Silicon Valley strikes back against Hollywood:
- The battle being waged in Washington over copyright in the digital age ratchets up a notch this week as new legislation is introduced aimed at clarifying consumer rights.
Rep. Zoe Lofgren, D-San Jose, plans today to introduce the “Digital Choice and Freedom Act,” Silicon Valley’s response to a host of Hollywood-backed bills tilted in favor of copyright holders.
Lofgren’s bill would ensure consumers can copy CDs, DVDs and other digital works for personal use, just as they now do with TV shows and audio tapes.
“This would not authorize someone taking their digital content and sharing it with a million of their best friends,” Lofgren said in an interview Tuesday. Instead of creating new rights for consumers, she said, her bill would ensure that “the rights they have in the analog world, they have in digital.”
Rep. Rick Boucher, D-Va., plans to introduce similar legislation Thursday.
Lawmakers are wrapping up their business for the year within weeks, and neither measure has any chance of making it through Congress by then.
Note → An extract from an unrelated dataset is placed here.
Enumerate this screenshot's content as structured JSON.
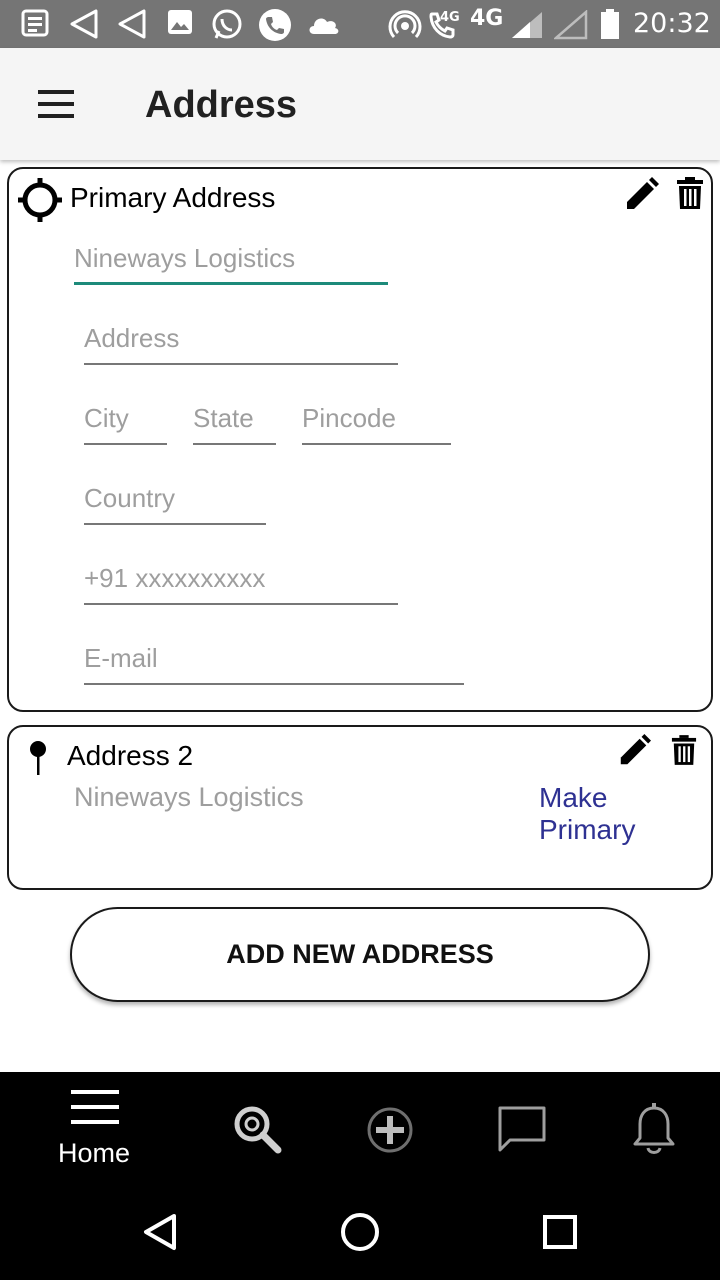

Rather, the bills are aimed at staking out the technology industry’s position in a festering dispute that could result in congressional action next year.
The bills also would amend a 1998 law, the Digital Millennium Copyright Act, that makes it a crime to circumvent technological protections built in to copyrighted works. Instead, consumers would be allowed to bypass the technology if the intent is to make a copy for personal use.
The legislation will vie with Hollywood-backed proposals, filed by Sen. Ernest Hollings, D-S.C., and Rep. Howard L. Berman, D-Los Angeles, that would embed copy protection into PCs and an array of consumer devices, and allow the music and film industry to use aggressive anti-piracy technologies to thwart unauthorized downloading over the Internet.
“The laws that have passed in recent years have imbalanced the historical balance between owners of copyrighted works and users of copyrighted works,” Boucher said in an interview Tuesday. “The balance has been tilted dramatically in favor of owners at the expense of users.”
The film and music industries cast the debate in terms of piracy, arguing that copy protections are needed to ensure people don’t download movies and music without compensation to the copyright holders.
The tech industry counters that free-flowing downloads of movies, music and other digital works could drive demand for broadband Internet connections, which it hopes would in turn spur innovation and increase sales of new technologies.
“If this bill were to pass, it would render ineffective, worthless and useless any protection measure we would have in place to protect a $100 million movie,” Jack Valenti, president of the Motion Picture Association of America, said of the Lofgren bill. “You could download a million movies a day, and no penalty for it.”
Caught in the middle of the debate are consumers, whose “fair use” rights are in limbo. The courts have long upheld consumers’ rights to make personal copies of songs, TV shows and other copyrighted works. But the move to digital raises the question of where to draw the line, when near-perfect copies can be easily shared over the Internet with large numbers of other users.
“Lofgren’s bill aims to restore what Congress thought it was doing — preserving fair use for people who have lawful rights to use stuff,” said Paula Samuelson, a law professor at University of California-Berkeley’s Boalt Hall School of Law. “The Lofgren bill offers meaningful protections for a number of ordinary activities by consumers that should be lawful under copyright law but about which the law is presently ambiguous.”
About time fair use was called something other than “piracy.”